More songs about buildings and food is what my husband says to me periodically when some new agriculture + urban design discovery brightens my day. Finding ornamental kale planted on the streets of Washington, D.C., is enough to put a spring in my step. (If that’s not nerdy or goofy enough, how about a tour of my wee community garden plot and the best pizza in DC for the first person who knows that pop culture reference?)
I’m an urban planner and for the last four years, I’ve consulted on a range of food and agriculture projects in metro Washington, D.C. I’m currently consulting with the Metropolitan Washington Council of Governments (COG), a voluntary membership association of 22 local governments working together to ensure a well-maintained regional transportation system, safe and healthy communities, a vibrant economy, and clean air, water, and land.
On the Virginia side, COG’s members include 9 jurisdictions in Northern VA, such as Arlington, Fairfax, and Loudoun counties. Together with the District of Columbia and some of the largest jurisdictions in Maryland, about 5 million people call the region home.
In metro DC, we’ve got it all: urban, peri-urban, and rural agriculture. I could not be more thrilled about the ballooning interest I’m seeing in local food. My hope is that the more people inside the Beltway become excited about gardening and urban farming, the more curious (and supportive) they’ll become about farms and producers in our rural communities in VA, MD, and beyond.
I grew up in southwest Michigan in an old farmhouse on a hobby farm. While that childhood experience did not translate into lasting farming skills, it is one reason that my personal passion and professional interest in food and agriculture has been growing since my mid-twenties. Most of what I’ve learned about agriculture has been through working as an urban planner in rural communities, farm visits (mostly in the U.S.), some classes, sustainable agriculture conferences, and a lot of reading.
I applied to the VALOR program to help build a deeper understanding of agricultural issues in VA, and to develop a broader and stronger network of producers interested in selling healthy food into metro DC. National data shows that the markets for local food and for organic food are growing every year. In my work, I’ve talked with a range of buyers who want these products. My job, at COG and as a part of USDA’s inaugural Food LINC cohort, is to build the connections and relationships that will result in more opportunities for regional farmers to sell their products closer to home.
I believe that our supply chains in metro DC for getting local food from farm to market are not fully developed, particularly when it comes to scale appropriate infrastructure for small and medium-sized farmers. Further, several studies from the Mid-Atlantic indicate that local food production can only satisfy the tiniest fraction of regional demand.
I’m incredibly grateful and humbled for the opportunity to join the VALOR program. With a mission to develop leaders who can effectively engage all segments of the VA agricultural community to create collaborative solutions and promote agriculture inside and outside of the industry, I’m thrilled that the program welcomes a diverse set of interests and leaders.
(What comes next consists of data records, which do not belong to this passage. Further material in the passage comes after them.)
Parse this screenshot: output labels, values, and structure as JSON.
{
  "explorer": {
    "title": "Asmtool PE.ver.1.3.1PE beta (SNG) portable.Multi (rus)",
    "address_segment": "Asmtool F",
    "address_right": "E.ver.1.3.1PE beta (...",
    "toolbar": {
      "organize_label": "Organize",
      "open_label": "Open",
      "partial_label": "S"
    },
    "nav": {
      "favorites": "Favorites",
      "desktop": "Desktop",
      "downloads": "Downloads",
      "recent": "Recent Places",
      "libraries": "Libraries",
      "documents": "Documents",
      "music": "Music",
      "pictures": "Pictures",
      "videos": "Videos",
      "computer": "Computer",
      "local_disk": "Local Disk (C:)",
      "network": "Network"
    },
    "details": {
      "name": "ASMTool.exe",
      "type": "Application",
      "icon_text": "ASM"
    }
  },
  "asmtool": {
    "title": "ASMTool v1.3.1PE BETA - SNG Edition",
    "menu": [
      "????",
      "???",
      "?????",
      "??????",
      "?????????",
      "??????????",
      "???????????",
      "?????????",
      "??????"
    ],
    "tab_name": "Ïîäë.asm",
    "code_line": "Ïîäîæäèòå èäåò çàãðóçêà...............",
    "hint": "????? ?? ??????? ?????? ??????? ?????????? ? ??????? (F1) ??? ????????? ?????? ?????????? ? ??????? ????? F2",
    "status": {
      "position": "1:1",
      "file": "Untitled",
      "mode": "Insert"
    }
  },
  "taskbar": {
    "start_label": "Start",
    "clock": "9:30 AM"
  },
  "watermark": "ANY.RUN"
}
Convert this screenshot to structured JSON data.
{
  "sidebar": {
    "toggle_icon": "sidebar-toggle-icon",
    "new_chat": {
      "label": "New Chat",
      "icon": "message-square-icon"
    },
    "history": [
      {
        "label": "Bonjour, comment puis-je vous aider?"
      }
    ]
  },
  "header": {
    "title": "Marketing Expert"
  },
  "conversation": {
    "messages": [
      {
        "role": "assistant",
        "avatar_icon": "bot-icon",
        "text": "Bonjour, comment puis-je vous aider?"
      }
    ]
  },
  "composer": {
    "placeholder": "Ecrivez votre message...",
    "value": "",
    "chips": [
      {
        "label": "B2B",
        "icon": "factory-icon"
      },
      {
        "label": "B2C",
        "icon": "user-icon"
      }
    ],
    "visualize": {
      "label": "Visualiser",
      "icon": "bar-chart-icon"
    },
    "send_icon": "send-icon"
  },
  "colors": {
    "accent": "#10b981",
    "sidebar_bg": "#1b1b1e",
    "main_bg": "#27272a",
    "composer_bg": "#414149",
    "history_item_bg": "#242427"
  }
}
Certainly, so many farmers, community members, business leaders, and others in the Commonwealth continue to work to develop the market for local food. We would not be here without them. But with demand for local food continuing to grow, we need more leaders, experts, and advocates who are poised to help “move the needle” on how much we produce and consume in the region. I’m excited to see how I can use my VALOR experience to contribute to this challenge and opportunity. And I’m elated that I get to take part in this with 12 impressive and interesting new colleagues working in different ag-related industries around the Commonwealth.